that winter is on our doorstep. If you haven't already, it's time to bring
those tender houseplants indoors.
Nighttime temperatures are now dipping into
the forties and our first expected frost is only a few weeks away. Many
common houseplants are tropical species and need tropical conditions to
survive. Reference books tell us that 50 degrees is an average minimum
temperature for good culture.
Before bringing plants indoors, give
the leaves a good shower, either in the bathtub or with a strong spray
of the hose. This will dislodge any critters that may have made a home.
A thorough watering will leach out excess fertilizer salts as well as many
soil-dwelling insects. Be sure to clip off any dead or yellowing leaves
and branches. Some plants may have overgrown their bounds and will require
heavy pruning to fit them back into indoor spots. However, be careful not
to over-prune flowering plants or you may cut off the next bloom cycle.
Other plants may also have become
root bound, but fall is not the best time for major repotting. As the daylight
hours decline, most plants will enter a period of rest and repotting disturbs
this process. However, I will occasionally replace the top one-inch of
soil with fresh, a process known as top-dressing. Also, begin to gradually
reduce the amount of fertilizer you use. I do not fertilize houseplants
at all during the months of December and January.
Most plants will suffer a bit of shock
when brought inside, so don’t be surprised if they sulk a bit at first.
Just understand that you are moving them from ideal conditions of high
humidity and perfect light to the virtual desert of most heated homes.
Misting with a hand-held sprayer will never hurt but unless you do it 50
times per day, it won’t help either. Outdoor humidity levels are very difficult
to replicate inside. One option is to run a humidifier, which may benefit
people, too. Another is to use pebble trays. Set a large tray of small
pebbles or aquarium gravel underneath your plants and keep it filled with
water. The evaporation of the water can help raise the humidity levels
around the plant.
One common houseplant that can stay
outside a little longer is the Christmas cactus…or as I call it, the Valentine

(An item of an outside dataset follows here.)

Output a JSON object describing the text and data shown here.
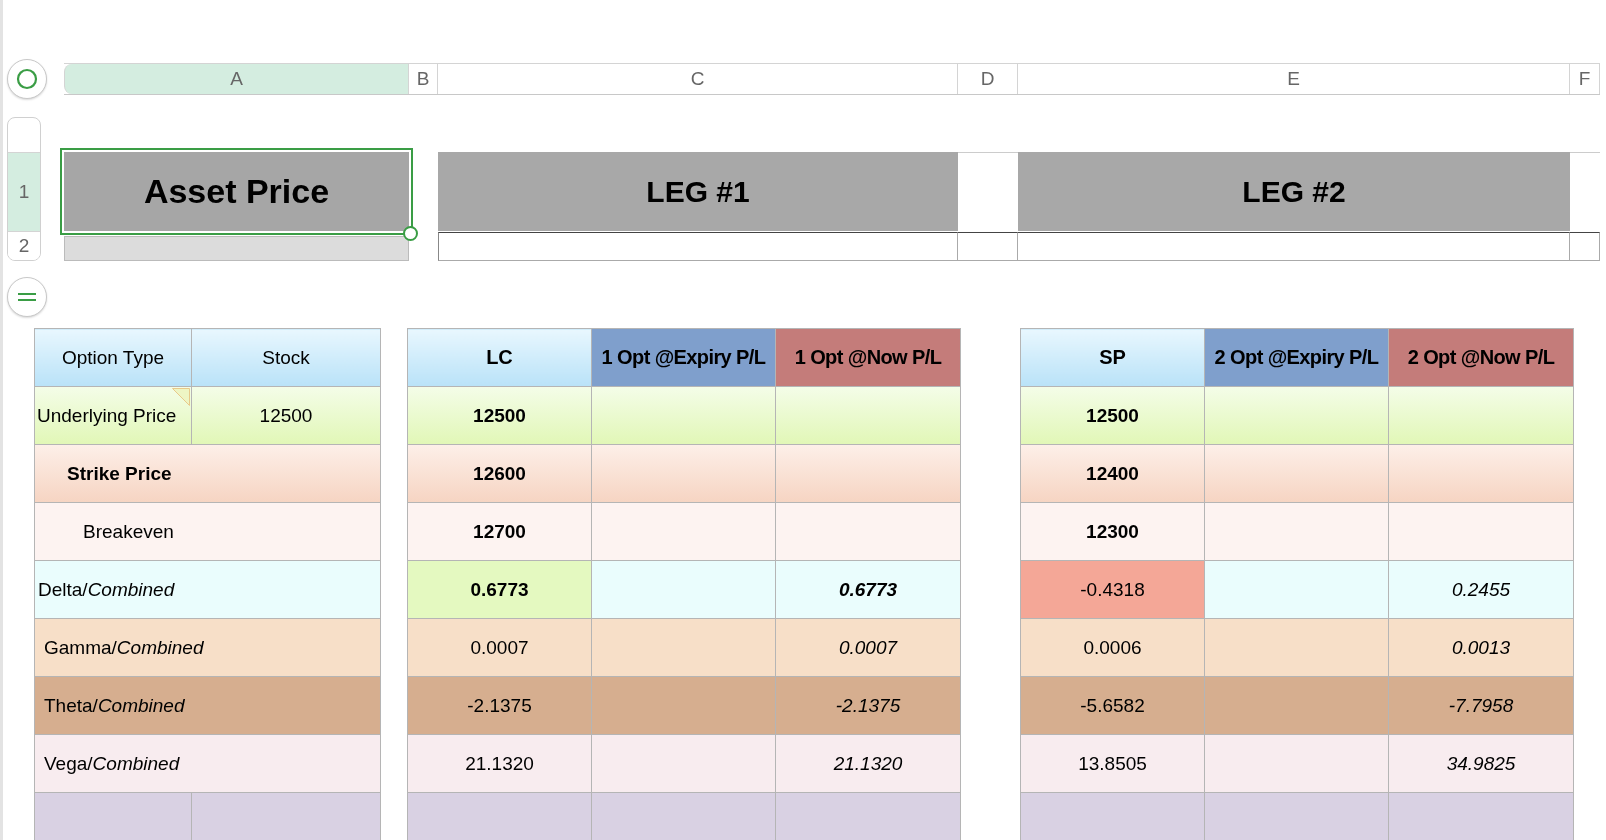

cactus. Cold night temperatures are what trigger these plants to flower.
I bring mine back inside after the first frost. And with any luck, I have
flowers by February.